_YOUR INSTRUCTIONS_
The answer is all of the data repeated exactly, with each picture omitted.

_ENTRIES SHOWN_
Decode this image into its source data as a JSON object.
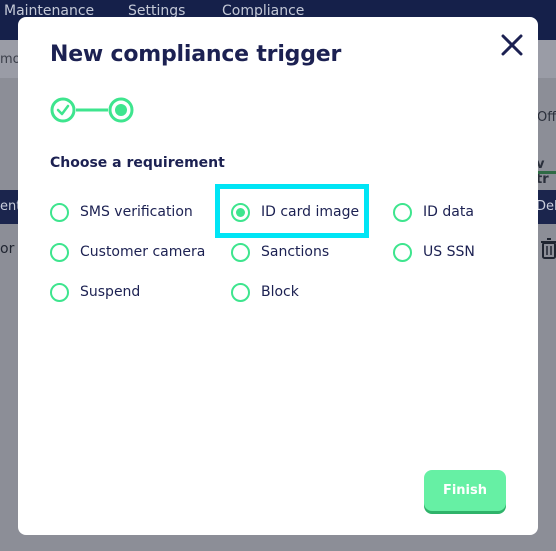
{
  "background": {
    "nav_items": [
      "Maintenance",
      "Settings",
      "Compliance"
    ],
    "subbar_text": "mo",
    "right_texts": [
      "Off",
      "v tr"
    ],
    "table_header_left": "ent",
    "table_header_right": "Del",
    "row_left_text": "or :"
  },
  "modal": {
    "title": "New compliance trigger",
    "section_label": "Choose a requirement",
    "options": [
      {
        "label": "SMS verification",
        "checked": false
      },
      {
        "label": "ID card image",
        "checked": true
      },
      {
        "label": "ID data",
        "checked": false
      },
      {
        "label": "Customer camera",
        "checked": false
      },
      {
        "label": "Sanctions",
        "checked": false
      },
      {
        "label": "US SSN",
        "checked": false
      },
      {
        "label": "Suspend",
        "checked": false
      },
      {
        "label": "Block",
        "checked": false
      }
    ],
    "finish_label": "Finish",
    "icons": {
      "close": "close-icon",
      "step1": "check-circle-icon",
      "step2": "dot-circle-icon",
      "delete": "trash-icon"
    },
    "colors": {
      "accent": "#3ee58e",
      "title": "#1c2152",
      "highlight": "#00e5f5",
      "finish_bg": "#66f0a4"
    }
  }
}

_ANSWER FOR THIS EXERCISE_
Decode this image into its source data as a JSON object.
{
  "background": {
    "nav_items": [
      "Maintenance",
      "Settings",
      "Compliance"
    ],
    "subbar_text": "mo",
    "right_texts": [
      "Off",
      "v tr"
    ],
    "table_header_left": "ent",
    "table_header_right": "Del",
    "row_left_text": "or :"
  },
  "modal": {
    "title": "New compliance trigger",
    "section_label": "Choose a requirement",
    "options": [
      {
        "label": "SMS verification",
        "checked": false
      },
      {
        "label": "ID card image",
        "checked": true
      },
      {
        "label": "ID data",
        "checked": false
      },
      {
        "label": "Customer camera",
        "checked": false
      },
      {
        "label": "Sanctions",
        "checked": false
      },
      {
        "label": "US SSN",
        "checked": false
      },
      {
        "label": "Suspend",
        "checked": false
      },
      {
        "label": "Block",
        "checked": false
      }
    ],
    "finish_label": "Finish",
    "icons": {
      "close": "close-icon",
      "step1": "check-circle-icon",
      "step2": "dot-circle-icon",
      "delete": "trash-icon"
    },
    "colors": {
      "accent": "#3ee58e",
      "title": "#1c2152",
      "highlight": "#00e5f5",
      "finish_bg": "#66f0a4"
    }
  }
}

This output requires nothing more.